I hope your road is a long one

I hope your road is a long one

I recently reconnected with a friend. As the conversation moved from travel to life’s milestones, and then business, we eventually landed on how you always seem to be (re)learning the same lessons throughout your life. 

“Why does it feel like the Universe is trying to teach me the same thing over and over again?” I asked him. “I know my weaknesses, I know the solutions, but the same lesson keeps popping up, just in different ways.” 

For me, the lesson can always be boiled down to self-care in some way. It’s like I am hardwired to save everyone but myself. Is it because I need to be liked? Is it because I don’t like myself? 

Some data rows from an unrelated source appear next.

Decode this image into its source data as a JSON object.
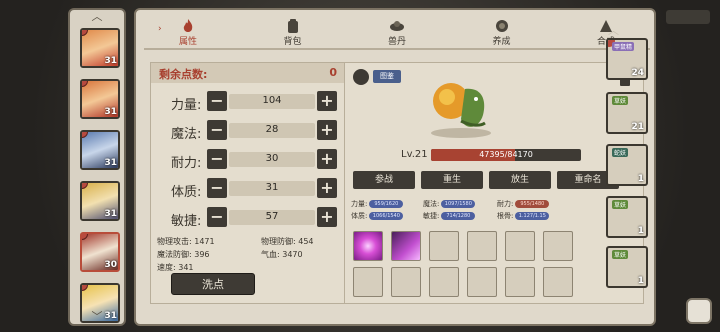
{
  "tabs": [
    {
      "label": "属性",
      "icon": "flame-icon",
      "active": true
    },
    {
      "label": "背包",
      "icon": "backpack-icon"
    },
    {
      "label": "兽丹",
      "icon": "pill-icon"
    },
    {
      "label": "养成",
      "icon": "cultivate-icon"
    },
    {
      "label": "合成",
      "icon": "synthesis-icon"
    }
  ],
  "points": {
    "label": "剩余点数:",
    "value": "0"
  },
  "attributes": [
    {
      "name": "力量:",
      "value": "104"
    },
    {
      "name": "魔法:",
      "value": "28"
    },
    {
      "name": "耐力:",
      "value": "30"
    },
    {
      "name": "体质:",
      "value": "31"
    },
    {
      "name": "敏捷:",
      "value": "57"
    }
  ],
  "derived": {
    "phys_atk": "物理攻击: 1471",
    "phys_def": "物理防御: 454",
    "magic_def": "魔法防御: 396",
    "qi_blood": "气血: 3470",
    "speed": "速度: 341"
  },
  "assign_button": "洗点",
  "pet": {
    "list_btn": "图鉴",
    "level": "Lv.21",
    "xp": "47395/84170",
    "xp_fraction": 0.563,
    "actions": [
      "参战",
      "重生",
      "放生",
      "重命名"
    ],
    "stats": [
      {
        "label": "力量:",
        "bar": "959/1620"
      },
      {
        "label": "魔法:",
        "bar": "1097/1580"
      },
      {
        "label": "耐力:",
        "bar": "955/1480"
      },
      {
        "label": "体质:",
        "bar": "1066/1540"
      },
      {
        "label": "敏捷:",
        "bar": "714/1280"
      },
      {
        "label": "根骨:",
        "bar": "1.127/1.15"
      }
    ]
  },
  "roster": {
    "levels": [
      "31",
      "31",
      "31",
      "31",
      "30",
      "31"
    ]
  },
  "monsters": [
    {
      "tag": "甲鼠精",
      "level": "24"
    },
    {
      "tag": "草妖",
      "level": "21"
    },
    {
      "tag": "蛇妖",
      "level": "1"
    },
    {
      "tag": "草妖",
      "level": "1"
    },
    {
      "tag": "草妖",
      "level": "1"
    }
  ]
}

All these teachable moments, whether they appear in my life as procrastination, unrealistic optimism, or even forfeiting pay in my own company for my team, or ‘the greater vision’ just reeks of a worthiness complex. I mean, does anyone really want to follow the person who chooses themselves last into battle?

While I know I will wear my badge of LESSON LEARNED proudly one day, my friend left me with some definite food for thought: I hope your road is a long one. 

Ithaka

BY C. P. CAVAFY
TRANSLATED BY EDMUND KEELEY

As you set out for Ithaka
hope your road is a long one,
full of adventure, full of discovery.
Laistrygonians, Cyclops,
angry Poseidon—don’t be afraid of them:
you’ll never find things like that on your way
as long as you keep your thoughts raised high,
as long as a rare excitement
stirs your spirit and your body.
Laistrygonians, Cyclops,
wild Poseidon—you won’t encounter them
unless you bring them along inside your soul,
unless your soul sets them up in front of you.

Hope your road is a long one.
May there be many summer mornings when,
with what pleasure, what joy,
you enter harbors you’re seeing for the first time;
may you stop at Phoenician trading stations
to buy fine things,
mother of pearl and coral, amber and ebony,
sensual perfume of every kind—
as many sensual perfumes as you can;
and may you visit many Egyptian cities
to learn and go on learning from their scholars.

Keep Ithaka always in your mind.
Arriving there is what you’re destined for.
But don’t hurry the journey at all.
Better if it lasts for years,
so you’re old by the time you reach the island,
wealthy with all you’ve gained on the way,
not expecting Ithaka to make you rich.

Ithaka gave you the marvelous journey.
Without her you wouldn't have set out.
She has nothing left to give you now.

And if you find her poor, Ithaka won’t have fooled you.
Wise as you will have become, so full of experience,
you’ll have understood by then what these Ithakas mean.

Like all mastery (which happens to be this month’s member topic), it just takes time. What we desire, like being an overnight success, often takes decades and detours. Our job then isn’t to hurdle ourselves towards the destination, but instead to fall in love with the journey.

What are you trying to master in your life or business that feels like it’s taking forever? What lessons are you asked to learn again and again? Let us know in the comments below.
 

Keeping your center solid

Keeping your center solid